Start of SUPPLIED RECORDS

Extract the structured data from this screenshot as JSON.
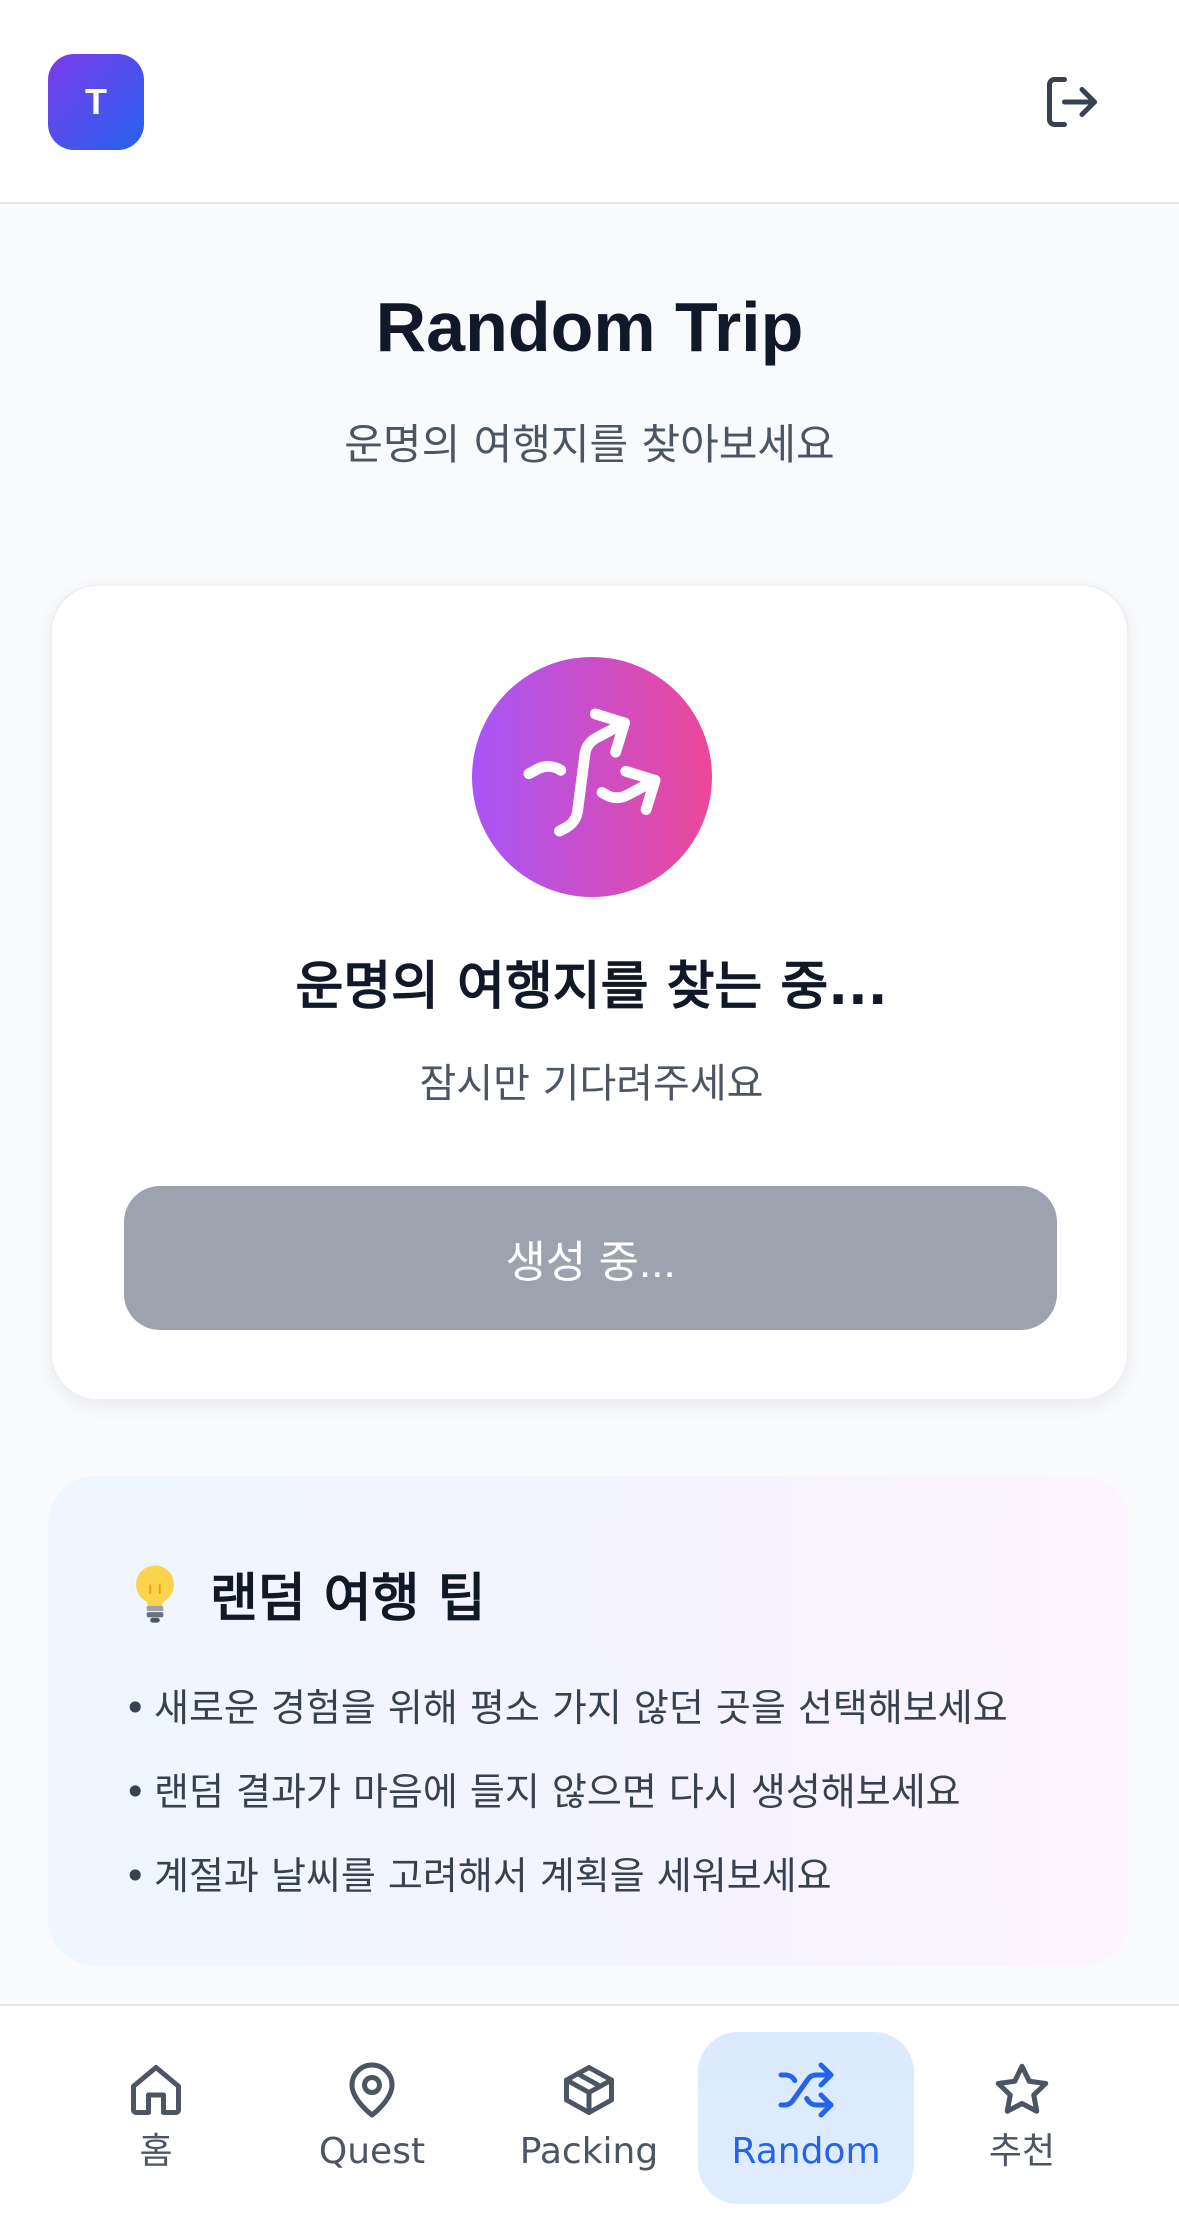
{
  "header": {
    "avatar_initial": "T",
    "logout_icon": "logout-icon"
  },
  "main": {
    "title": "Random Trip",
    "subtitle": "운명의 여행지를 찾아보세요"
  },
  "card": {
    "icon": "shuffle-icon",
    "title": "운명의 여행지를 찾는 중...",
    "subtitle": "잠시만 기다려주세요",
    "button_label": "생성 중..."
  },
  "tips": {
    "icon": "lightbulb-icon",
    "title": "랜덤 여행 팁",
    "items": [
      "새로운 경험을 위해 평소 가지 않던 곳을 선택해보세요",
      "랜덤 결과가 마음에 들지 않으면 다시 생성해보세요",
      "계절과 날씨를 고려해서 계획을 세워보세요"
    ],
    "bullet": "•"
  },
  "nav": {
    "items": [
      {
        "label": "홈",
        "icon": "home-icon"
      },
      {
        "label": "Quest",
        "icon": "map-pin-icon"
      },
      {
        "label": "Packing",
        "icon": "package-icon"
      },
      {
        "label": "Random",
        "icon": "shuffle-icon"
      },
      {
        "label": "추천",
        "icon": "star-icon"
      }
    ],
    "active": "Random"
  },
  "colors": {
    "accent": "#2563eb",
    "gradient_start": "#a855f7",
    "gradient_end": "#ec4899",
    "button_disabled": "#9ca3af"
  }
}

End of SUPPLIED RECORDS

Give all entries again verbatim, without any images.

Extract the structured data from this screenshot as JSON.
{
  "header": {
    "avatar_initial": "T",
    "logout_icon": "logout-icon"
  },
  "main": {
    "title": "Random Trip",
    "subtitle": "운명의 여행지를 찾아보세요"
  },
  "card": {
    "icon": "shuffle-icon",
    "title": "운명의 여행지를 찾는 중...",
    "subtitle": "잠시만 기다려주세요",
    "button_label": "생성 중..."
  },
  "tips": {
    "icon": "lightbulb-icon",
    "title": "랜덤 여행 팁",
    "items": [
      "새로운 경험을 위해 평소 가지 않던 곳을 선택해보세요",
      "랜덤 결과가 마음에 들지 않으면 다시 생성해보세요",
      "계절과 날씨를 고려해서 계획을 세워보세요"
    ],
    "bullet": "•"
  },
  "nav": {
    "items": [
      {
        "label": "홈",
        "icon": "home-icon"
      },
      {
        "label": "Quest",
        "icon": "map-pin-icon"
      },
      {
        "label": "Packing",
        "icon": "package-icon"
      },
      {
        "label": "Random",
        "icon": "shuffle-icon"
      },
      {
        "label": "추천",
        "icon": "star-icon"
      }
    ],
    "active": "Random"
  },
  "colors": {
    "accent": "#2563eb",
    "gradient_start": "#a855f7",
    "gradient_end": "#ec4899",
    "button_disabled": "#9ca3af"
  }
}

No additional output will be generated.